“A lot of stuff spilled, and that increases the cost because it then involves a clean-up operation. It took several days.”
In the worst cases, the sludge will reach a stream. Mark Livingstone of the DoE says the heavy diesel residue can often be caught and removed from water, but the acid quickly mixes in.
“If it goes into water course, the difficulty is that sulphuric acid will mix with water and we can't recover it,” he said. “The heavy stuff we can contain with booms and sandbags, but with the acid, only the volume of the water will resolve that issue.”
In one incident, the sludge was dumped below a bridge.
The DoE clean-up crew had to wear breathing apparatus.
“There's a fierce smell,” said Mark. “It will sting your eyes and burn your skin, even when it's in the water.”
Sewage treatment works falls victim to the toxic waste
Pollution from fuel laundering is already wrecking one of Northern Ireland's newest sewage treatment plants — damaging equipment that should last a lifetime and harming water quality.
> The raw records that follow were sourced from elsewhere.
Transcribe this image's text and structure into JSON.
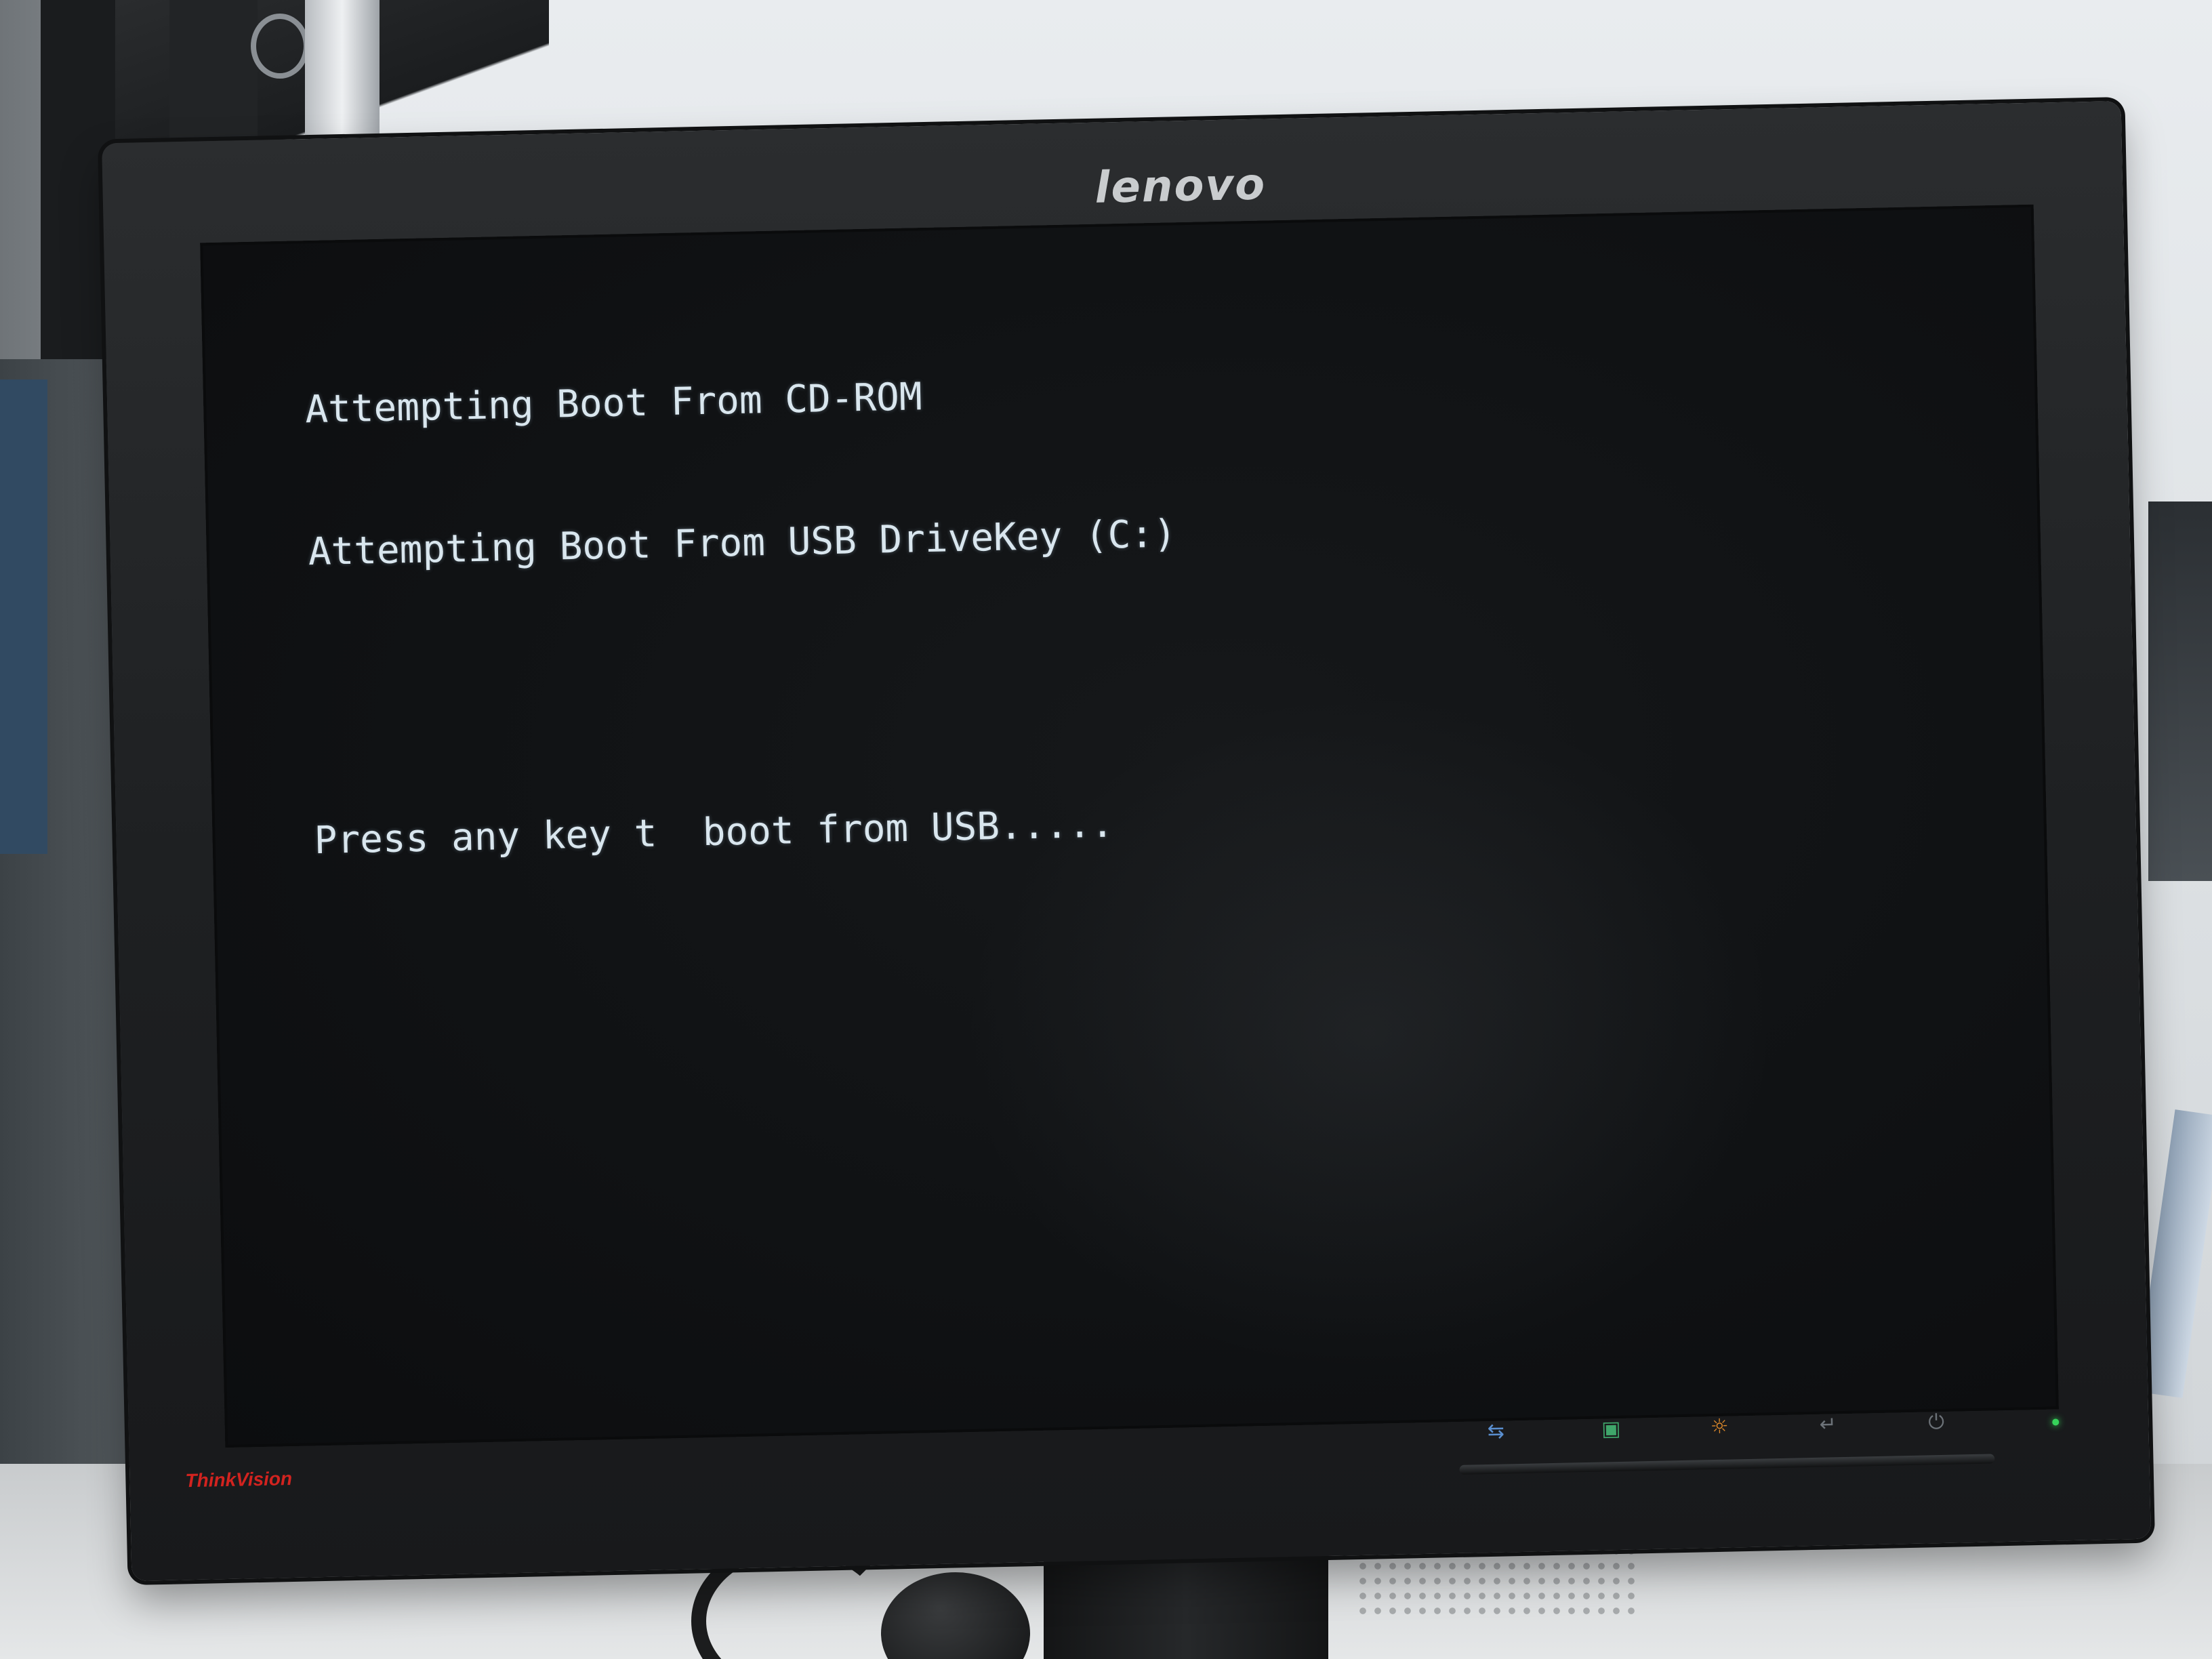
{
  "monitor": {
    "brand": "lenovo",
    "model_badge": "ThinkVision",
    "colors": {
      "bezel": "#1e2022",
      "screen": "#101214",
      "text": "#d9e6ee",
      "badge": "#d2231f",
      "power_led": "#36d35a"
    },
    "controls": [
      {
        "name": "input-select",
        "icon": "input-switch-icon",
        "glyph": "⇆"
      },
      {
        "name": "image-setup",
        "icon": "image-setup-icon",
        "glyph": "▣"
      },
      {
        "name": "brightness",
        "icon": "brightness-icon",
        "glyph": "☼"
      },
      {
        "name": "enter",
        "icon": "enter-icon",
        "glyph": "↵"
      },
      {
        "name": "power",
        "icon": "power-icon",
        "glyph": "⏻"
      }
    ]
  },
  "boot_screen": {
    "lines": [
      "Attempting Boot From CD-ROM",
      "Attempting Boot From USB DriveKey (C:)",
      "Press any key t  boot from USB....."
    ]
  }
}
Aughnacloy's waste treatment plant has only been open four years, but it has failed environ mental tests over the past two because of acid poured into the system by suspected fuel launderers.
The acid kills bacteria used in the biological treatment process to break down human waste, and damages the equipment that holds the bacteria. Northern Ireland Water has already spent £16,000 replacing the corrugated plastic discs in the Co Tyrone plant, and the costs could rise to £80,000. Similar equipment at Derrygonnelly, Co Fermanagh, has already lasted
nine years. Michael McAlary, functional manager of Waste Water Services West for NI Water, said: “We have two areas of concern. The first is actually that the treatment process is dying. The chemicals come in and kill off the bacteria.
“We can reseed by bringing in sewerage sludge, which costs us money and time. But the second concern is that we have to replace these media discs when they're less than four years old. These discs should last a lifetime.”
Mr McAlary said damage has shown up in other border region waste water treatment works, but Aughnacloy has suffered the most damage.
“What we're finding now is that the discs themselves are collapsing. They're made of rigid corrugated polypropylene, but as the chemicals work on it, it softens and ... falls apart.” Mr McAlary said tests and the observations of his staff have indicated the material damaging the plant is similar to the acidic by-product from diesel laundering.
“We know these are chemicals not associated with domestic waste. There's also a strong odour, with smells of diesel coming through.” Mr McAlary said water quality in the border region has generally improved, but the Aughnacloy plant has failed environmental tests in each of the past two years because of the damage.
“This plant is four years old and it's failed the last two years. That shouldn't happen,” he said. “But we can't legislate what goes through the gate. These guys are pushing it down a sewer and presently we can't stop it and at the end of the day it's me and you paying for it.”